Migraine has subsided a bit.
I’m outside.

It’s a beautiful, breezy afternoon.

These days happen from time to time.

If I were up north, it would seem like

summer leaning into fall, a breeze to blow in winter from the sea.

But there’s no winter in its warmth.

It’s freshly baked bread

coming out of an oven.

A day for a sail,

a walk in the changing gold and

grey light of clouds passing quickly

like time reels on film.

It’s the kind of day and temperature

that warms your skin

so you smell the hint of bandaids that don’t keep on your knees.

January in North Carolina bringing back Augusts in Connecticut

with roller skates and bicycles

and the anticipation of school starting soon.

That last escape before routines,

buzzers take over again.

But it’s forty-five years,

several states, and two seasons away.

I would look up toward the sun and clouds,

but the migraine still

has control.

A villain, knife at my eye,

daring me to live.

I want to drop the rumination of past,

move forward into this new year.
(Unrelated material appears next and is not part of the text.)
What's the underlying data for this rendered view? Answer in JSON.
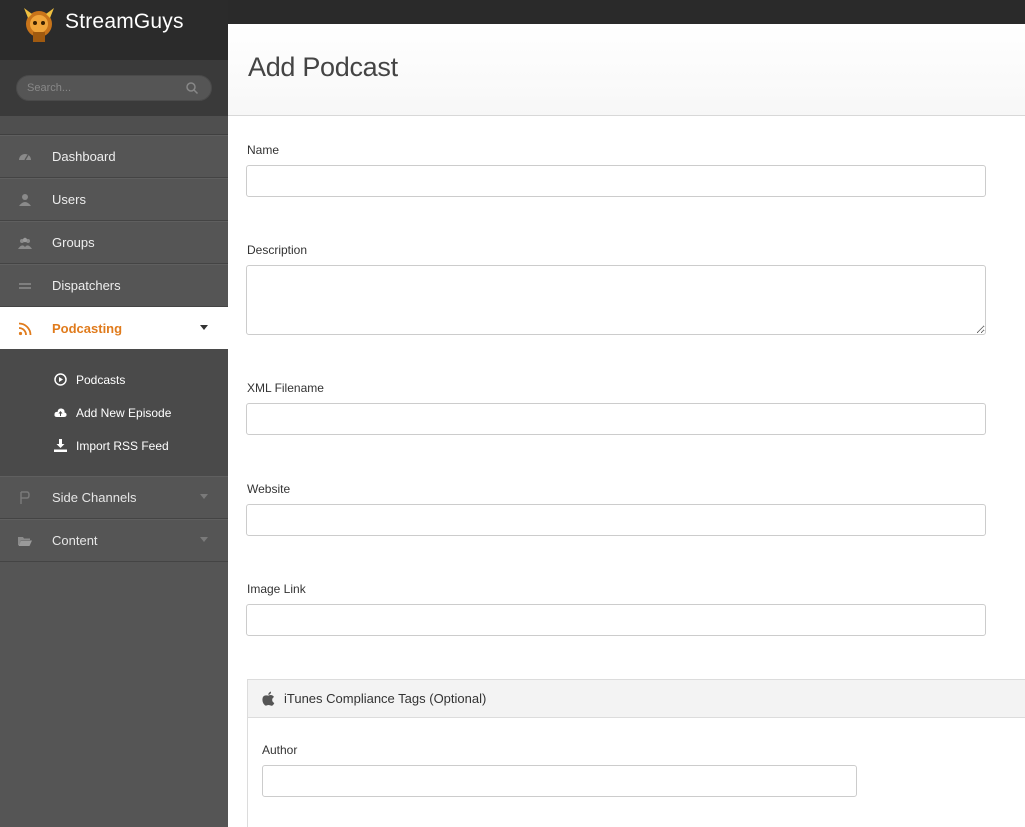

But here I am, keeping my eyes to the ground,

hostage to thoughts instead of action.